In January, the American Association for Clinical Chemistry recommended the use of mass spectrometry or chromatography to help combat the opioid epidemic as part of its guidelines for using clinical lab tests to monitor drug therapy in pain management patients.
The AACC said targeted, definitive tests, such as those based on mass spectrometry and chromatography are preferable as a frontline test to immunoassays, the current frontline screening method, because immunoassay testing has a higher rate of incorrect response and sometimes only reveals the drug class present in a patient's urine rather than the specific drug.
Researchers at the University of Virginia School of Medicine and the University of Florida College of Medicine have developed a method to minimize false-negative test results that occur during immunoassay screening for benzodiazepine, a class of psychoactive drugs. So-called benzos were responsible for 30 percent of prescription overdose deaths in 2013, according to the CDC. They are second only to the abuse of opioids in the number of overdose deaths that they cause.
The method, described in The Journal of Applied Laboratory Medicine, optimizes absorbance cutoff values, which are thresholds for determining whether a sample is sent for mass spectrometry confirmatory testing.
Meanwhile, in March, researchers at Sweden's Karolinska Institute said they had established that existing fentanyl immunoassays can effectively detect designer versions of the drug in user's urine. Their findings, presented in a study published in the journal Drug Testing and Analysis, indicate that commercial fentanyl tests can be used to screen for designer fentanyl products.
As the number of deaths resulting from fentanyl continue to climb, Pacific Toxicology Laboratories is responding by expanding its test menu to enable doctors to treat their patients for substance abuse linked to the potent opioid. The laboratory provides drug testing, biological monitoring, and medical surveillance among other laboratory services, and recently expanded its menu to include tests for drugs such as fentanyl.

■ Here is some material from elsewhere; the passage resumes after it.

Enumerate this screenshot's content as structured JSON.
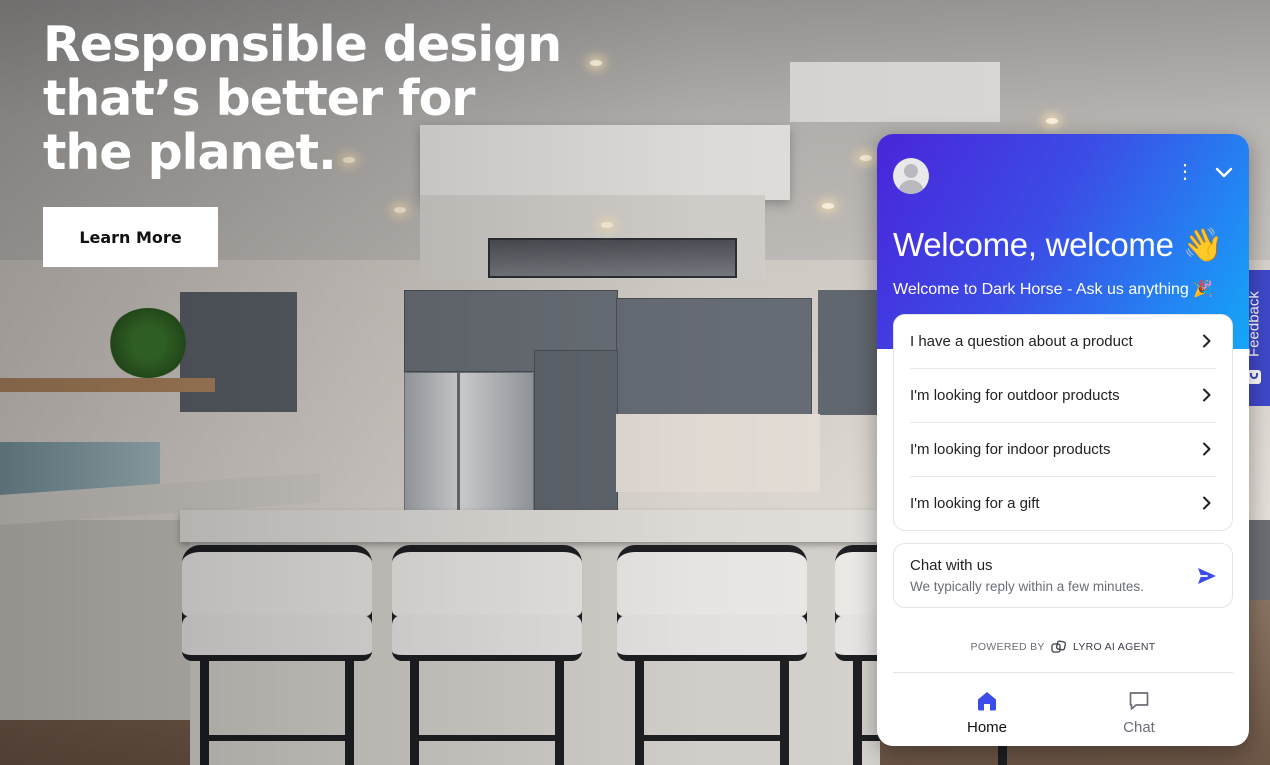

Over the past year or so, an alarming number of deaths has been blamed on overdoses from fentanyl, a fast-acting synthetic opioid, and its analogues.
In the US alone, emergency department visits for suspected opioid overdoses increased 30 percent from July 2016 through Sept. 2017, according to the US Centers for Disease Control and Prevention. In 2016, more than 63,000 people died from drug overdoses in the US, and more than 42,000 of the deaths involved prescription or illicit opioids, the CDC said.
The FDA said that its new challenge is open to products in any stage of development, and it is open to developers of currently marketed devices who are interested in demonstrating that their device has an improved benefit-risk profile in the management of pain.
The agency will accept submissions from June 1, 2018, through Sept. 30, 2018, and intends to announce the selected applicants in November 2018. A team from the FDA's CDRH will evaluate proposals based on the product’s feasibility, potential public health impact, and novelty of the concept.